[Records contained in a dataset]
-*-*-
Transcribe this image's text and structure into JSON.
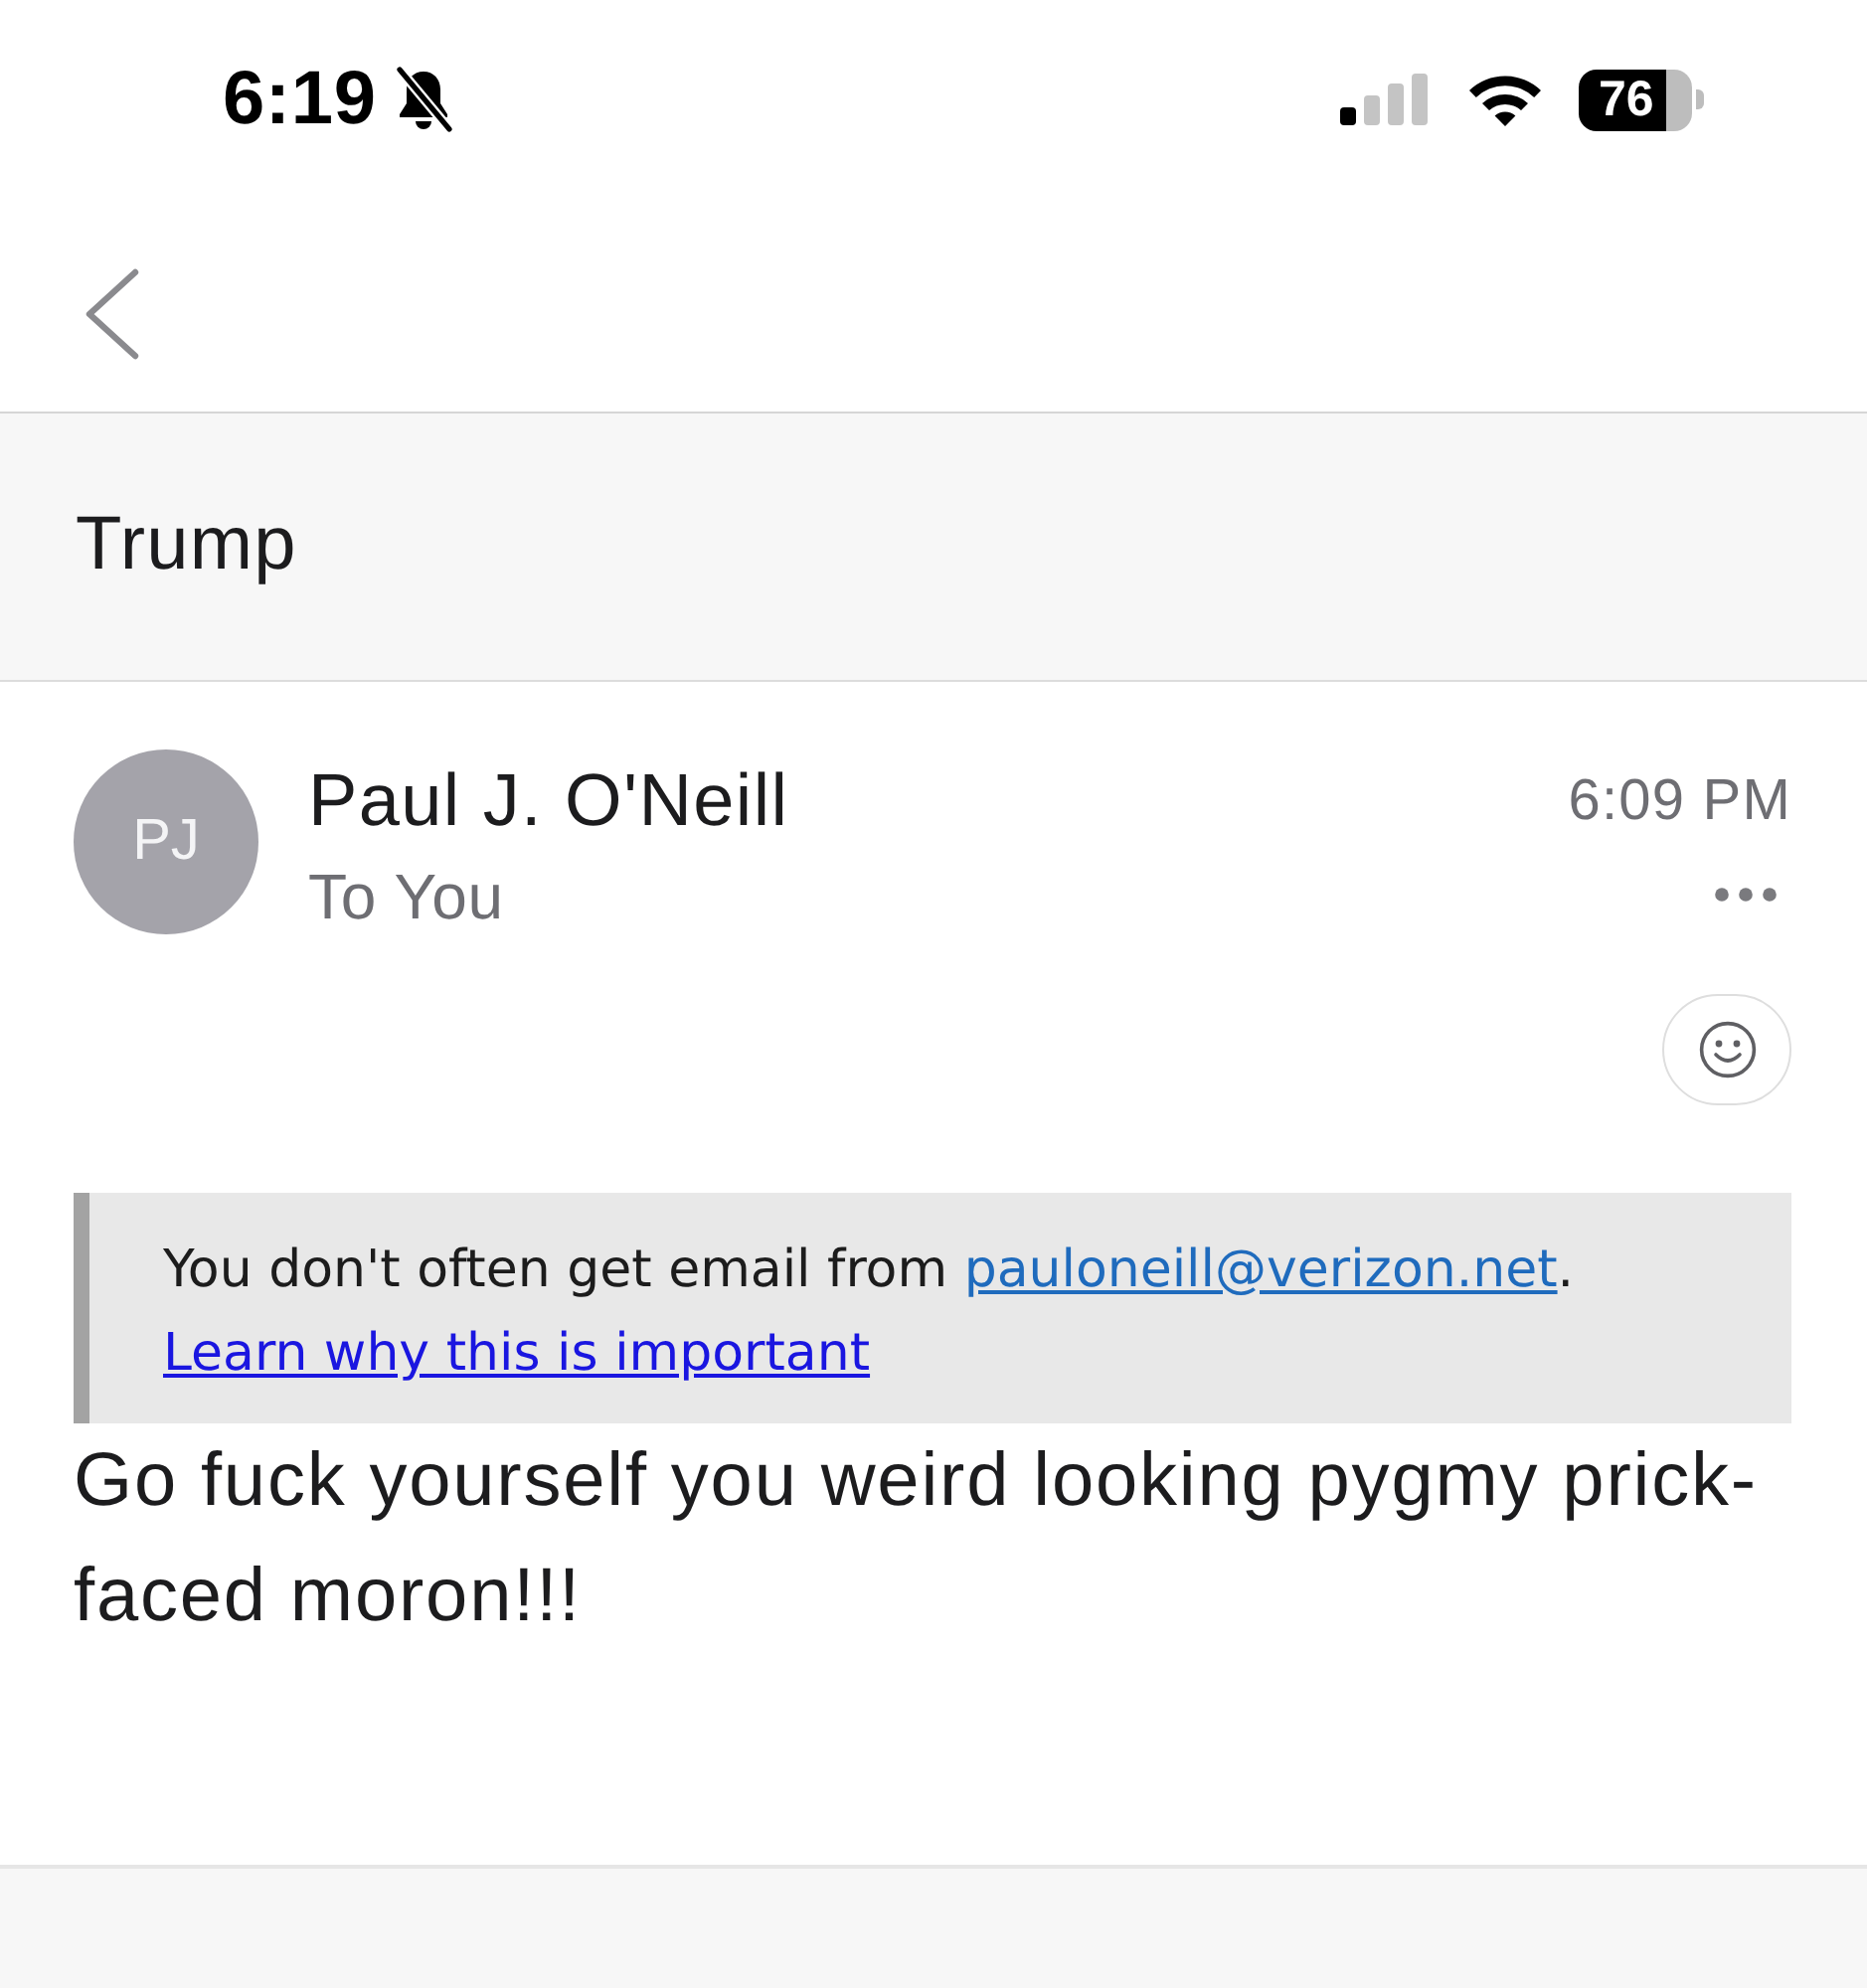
{
  "status_bar": {
    "time": "6:19",
    "silent": true,
    "battery": "76"
  },
  "subject": "Trump",
  "message": {
    "sender": {
      "initials": "PJ",
      "name": "Paul J. O'Neill"
    },
    "recipient": "To You",
    "time": "6:09 PM",
    "notice": {
      "text": "You don't often get email from ",
      "email": "pauloneill@verizon.net",
      "after": ".",
      "link": "Learn why this is important"
    },
    "body": "Go fuck yourself you weird looking pygmy prick-faced moron!!!"
  }
}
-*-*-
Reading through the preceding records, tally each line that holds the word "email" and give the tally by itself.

**Response to the task**
2